Reports surfaced Tuesday that Josh Belk will be visiting a pair of SEC schools this week — Georgia and South Carolina. The latter will play host to the ex-Tigers lineman on Wednesday, the former a day later on Thursday.

Belk was a four-star member of Clemson’s 2018 recruiting class. Because he enrolled early and attended classes, he’ll be forced to sit out the 2018 season to satisfy NCAA transfer rules.  Beginning with the 2019 season, the South Carolina would have four years to play four seasons.

In the middle of last week, Belk announced his decision to transfer from the Tigers.

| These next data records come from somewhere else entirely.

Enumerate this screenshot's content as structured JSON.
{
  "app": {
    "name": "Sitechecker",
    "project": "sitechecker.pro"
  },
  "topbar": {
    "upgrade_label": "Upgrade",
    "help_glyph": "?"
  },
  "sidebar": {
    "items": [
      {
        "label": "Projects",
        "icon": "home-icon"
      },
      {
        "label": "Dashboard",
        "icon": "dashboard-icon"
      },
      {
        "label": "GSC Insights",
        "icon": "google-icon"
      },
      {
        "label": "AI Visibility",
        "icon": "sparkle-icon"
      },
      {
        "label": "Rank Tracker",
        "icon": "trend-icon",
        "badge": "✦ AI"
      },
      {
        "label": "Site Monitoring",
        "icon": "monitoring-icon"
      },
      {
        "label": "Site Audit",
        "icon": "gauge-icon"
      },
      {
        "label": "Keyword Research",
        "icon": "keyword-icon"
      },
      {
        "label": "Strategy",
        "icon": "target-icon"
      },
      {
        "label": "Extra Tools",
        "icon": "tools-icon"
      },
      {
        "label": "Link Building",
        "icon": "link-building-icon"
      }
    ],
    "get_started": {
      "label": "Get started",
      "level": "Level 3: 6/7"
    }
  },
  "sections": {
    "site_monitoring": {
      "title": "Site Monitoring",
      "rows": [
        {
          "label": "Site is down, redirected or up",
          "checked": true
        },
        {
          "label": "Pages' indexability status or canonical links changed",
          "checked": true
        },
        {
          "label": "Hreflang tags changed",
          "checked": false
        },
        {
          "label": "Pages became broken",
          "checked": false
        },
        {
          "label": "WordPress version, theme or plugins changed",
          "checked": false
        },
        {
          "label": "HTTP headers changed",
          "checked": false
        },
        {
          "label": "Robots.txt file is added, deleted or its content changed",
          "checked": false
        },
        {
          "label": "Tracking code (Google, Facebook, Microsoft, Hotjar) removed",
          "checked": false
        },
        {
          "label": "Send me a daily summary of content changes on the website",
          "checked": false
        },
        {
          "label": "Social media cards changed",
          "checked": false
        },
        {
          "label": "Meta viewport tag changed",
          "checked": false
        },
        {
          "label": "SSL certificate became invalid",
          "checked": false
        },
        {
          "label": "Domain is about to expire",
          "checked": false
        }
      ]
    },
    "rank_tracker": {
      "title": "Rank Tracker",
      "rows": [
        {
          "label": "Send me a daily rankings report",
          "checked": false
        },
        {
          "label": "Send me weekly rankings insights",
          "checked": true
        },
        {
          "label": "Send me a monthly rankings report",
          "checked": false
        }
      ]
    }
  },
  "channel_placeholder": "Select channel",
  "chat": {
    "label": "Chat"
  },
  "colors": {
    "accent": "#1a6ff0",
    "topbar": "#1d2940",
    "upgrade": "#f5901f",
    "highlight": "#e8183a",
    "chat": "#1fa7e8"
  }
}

In addition to Belk, three other Tigers defensive linemen have transferred this offseason. In late January, Jabril Johnson opted to leave Clemson and ultimately ended up at West Virginia; two weeks later, Sterling Johnson took to Twitter to announce his transfer before moving on to Coastal Carolina this month. Quaven Ferguson, arrested for armed robbery in March, had announced his transfer as well prior to that off-field incident.